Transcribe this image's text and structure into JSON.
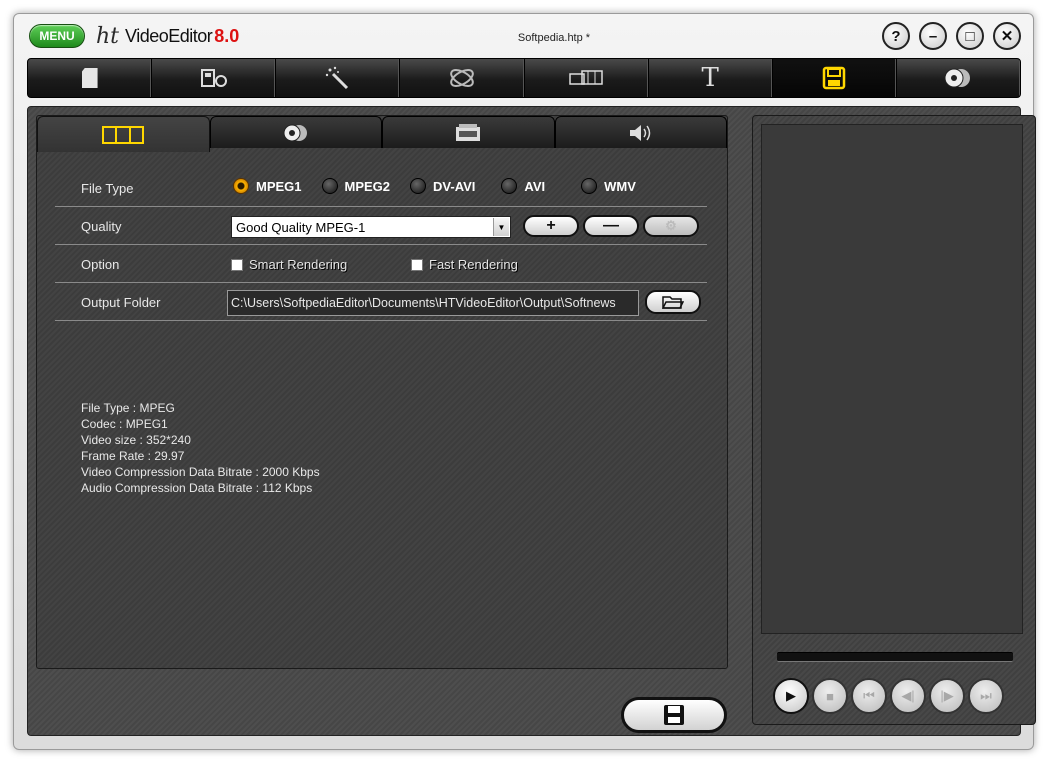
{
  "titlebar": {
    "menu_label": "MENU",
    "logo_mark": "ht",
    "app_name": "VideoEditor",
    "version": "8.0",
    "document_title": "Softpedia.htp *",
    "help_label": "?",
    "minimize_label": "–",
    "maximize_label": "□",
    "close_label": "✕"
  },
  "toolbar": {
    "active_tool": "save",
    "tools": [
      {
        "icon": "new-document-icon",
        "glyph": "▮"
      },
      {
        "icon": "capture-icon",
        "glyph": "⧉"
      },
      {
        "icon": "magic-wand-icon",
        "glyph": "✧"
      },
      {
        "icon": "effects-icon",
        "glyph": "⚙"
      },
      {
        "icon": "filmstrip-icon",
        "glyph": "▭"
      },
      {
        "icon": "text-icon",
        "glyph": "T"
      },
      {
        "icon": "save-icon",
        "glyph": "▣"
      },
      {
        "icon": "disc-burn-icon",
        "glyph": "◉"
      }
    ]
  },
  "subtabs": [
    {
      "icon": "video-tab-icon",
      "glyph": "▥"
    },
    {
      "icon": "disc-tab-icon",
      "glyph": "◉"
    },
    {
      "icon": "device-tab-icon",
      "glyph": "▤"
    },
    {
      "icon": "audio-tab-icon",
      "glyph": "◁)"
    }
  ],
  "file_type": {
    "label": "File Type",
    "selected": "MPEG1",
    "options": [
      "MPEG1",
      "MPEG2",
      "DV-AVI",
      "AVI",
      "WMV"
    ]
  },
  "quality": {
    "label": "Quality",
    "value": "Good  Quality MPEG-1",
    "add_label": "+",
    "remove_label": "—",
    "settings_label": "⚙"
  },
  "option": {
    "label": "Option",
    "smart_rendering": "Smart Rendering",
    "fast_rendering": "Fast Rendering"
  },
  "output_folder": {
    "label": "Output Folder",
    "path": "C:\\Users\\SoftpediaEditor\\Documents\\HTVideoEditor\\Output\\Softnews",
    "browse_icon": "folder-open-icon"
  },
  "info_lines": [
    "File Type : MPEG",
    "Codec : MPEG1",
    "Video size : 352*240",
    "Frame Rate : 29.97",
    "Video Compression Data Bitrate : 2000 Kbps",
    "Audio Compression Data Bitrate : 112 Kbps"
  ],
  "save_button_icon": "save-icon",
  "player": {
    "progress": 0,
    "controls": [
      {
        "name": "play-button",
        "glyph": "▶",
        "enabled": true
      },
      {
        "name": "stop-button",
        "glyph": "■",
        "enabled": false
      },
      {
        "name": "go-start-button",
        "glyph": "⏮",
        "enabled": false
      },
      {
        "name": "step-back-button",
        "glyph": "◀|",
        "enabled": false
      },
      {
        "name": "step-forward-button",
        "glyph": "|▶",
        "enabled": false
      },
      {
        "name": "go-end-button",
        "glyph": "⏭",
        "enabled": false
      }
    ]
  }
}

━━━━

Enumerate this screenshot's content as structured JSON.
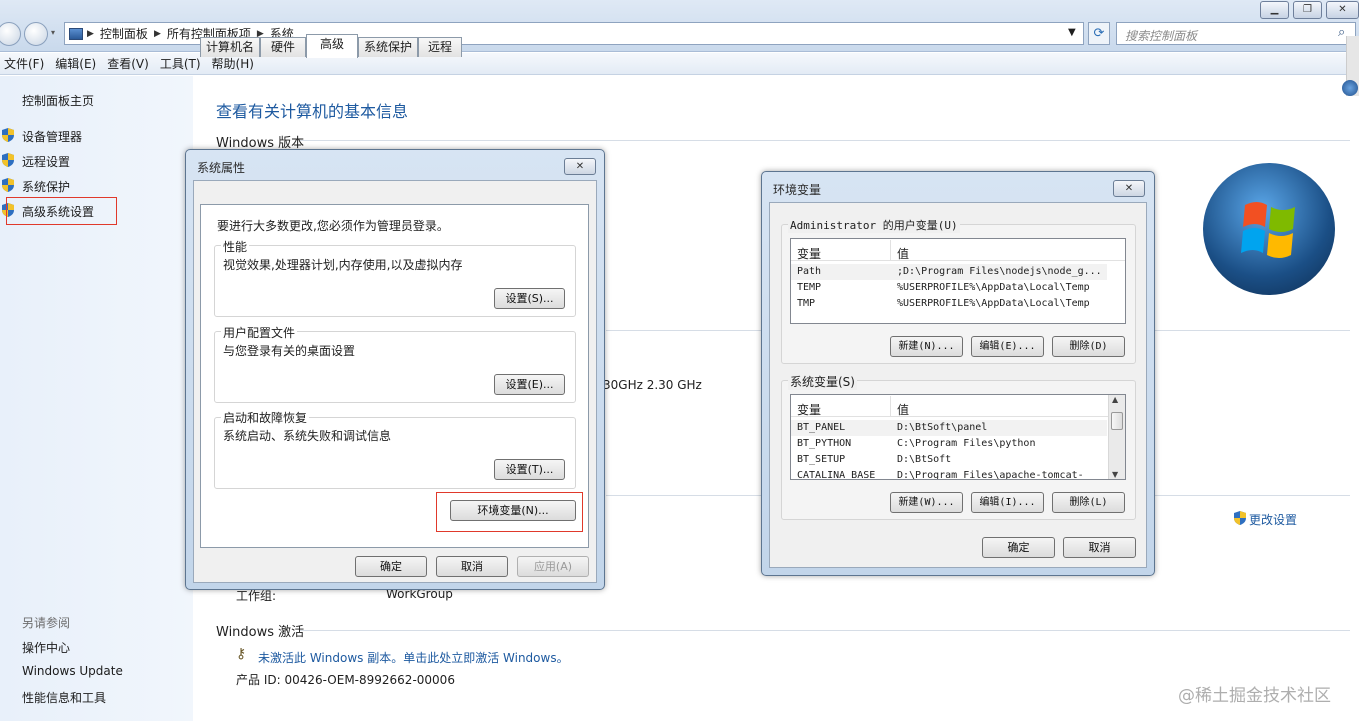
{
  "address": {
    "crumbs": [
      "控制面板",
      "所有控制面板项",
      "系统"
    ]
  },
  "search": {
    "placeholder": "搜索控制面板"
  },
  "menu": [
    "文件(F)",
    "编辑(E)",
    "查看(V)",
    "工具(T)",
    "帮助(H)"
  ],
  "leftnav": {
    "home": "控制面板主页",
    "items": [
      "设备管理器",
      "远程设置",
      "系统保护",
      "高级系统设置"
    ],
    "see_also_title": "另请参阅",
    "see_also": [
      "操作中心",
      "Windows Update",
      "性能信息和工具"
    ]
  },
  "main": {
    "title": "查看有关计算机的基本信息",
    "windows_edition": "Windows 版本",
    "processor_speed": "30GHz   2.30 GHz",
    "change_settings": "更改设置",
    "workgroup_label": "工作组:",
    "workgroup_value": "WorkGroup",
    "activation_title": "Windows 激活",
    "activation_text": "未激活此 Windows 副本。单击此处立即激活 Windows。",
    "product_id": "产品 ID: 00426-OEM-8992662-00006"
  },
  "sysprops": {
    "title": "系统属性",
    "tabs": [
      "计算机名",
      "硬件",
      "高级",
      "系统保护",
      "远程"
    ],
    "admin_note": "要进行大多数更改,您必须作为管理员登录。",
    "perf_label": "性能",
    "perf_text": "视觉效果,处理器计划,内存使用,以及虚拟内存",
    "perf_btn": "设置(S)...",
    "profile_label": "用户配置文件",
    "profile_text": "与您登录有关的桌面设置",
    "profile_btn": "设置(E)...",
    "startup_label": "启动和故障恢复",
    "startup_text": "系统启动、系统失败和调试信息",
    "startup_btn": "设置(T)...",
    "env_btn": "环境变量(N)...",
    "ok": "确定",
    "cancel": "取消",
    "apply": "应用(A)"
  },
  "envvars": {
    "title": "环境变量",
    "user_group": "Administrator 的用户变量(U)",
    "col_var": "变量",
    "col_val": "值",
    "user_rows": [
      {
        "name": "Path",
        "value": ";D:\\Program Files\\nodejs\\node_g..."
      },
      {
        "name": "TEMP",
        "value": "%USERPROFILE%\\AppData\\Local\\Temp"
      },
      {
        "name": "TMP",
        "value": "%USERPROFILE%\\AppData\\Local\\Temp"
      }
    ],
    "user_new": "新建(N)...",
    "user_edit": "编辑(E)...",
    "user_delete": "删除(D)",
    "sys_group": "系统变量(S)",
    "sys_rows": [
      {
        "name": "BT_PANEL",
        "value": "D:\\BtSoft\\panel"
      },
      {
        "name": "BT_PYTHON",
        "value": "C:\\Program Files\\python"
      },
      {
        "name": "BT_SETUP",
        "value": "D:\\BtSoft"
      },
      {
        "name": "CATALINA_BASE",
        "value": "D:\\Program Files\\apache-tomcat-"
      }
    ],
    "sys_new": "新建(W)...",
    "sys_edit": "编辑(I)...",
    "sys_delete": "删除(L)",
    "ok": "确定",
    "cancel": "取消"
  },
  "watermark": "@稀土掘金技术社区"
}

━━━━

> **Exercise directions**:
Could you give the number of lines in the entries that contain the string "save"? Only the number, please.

> **Result for this exercise**:
3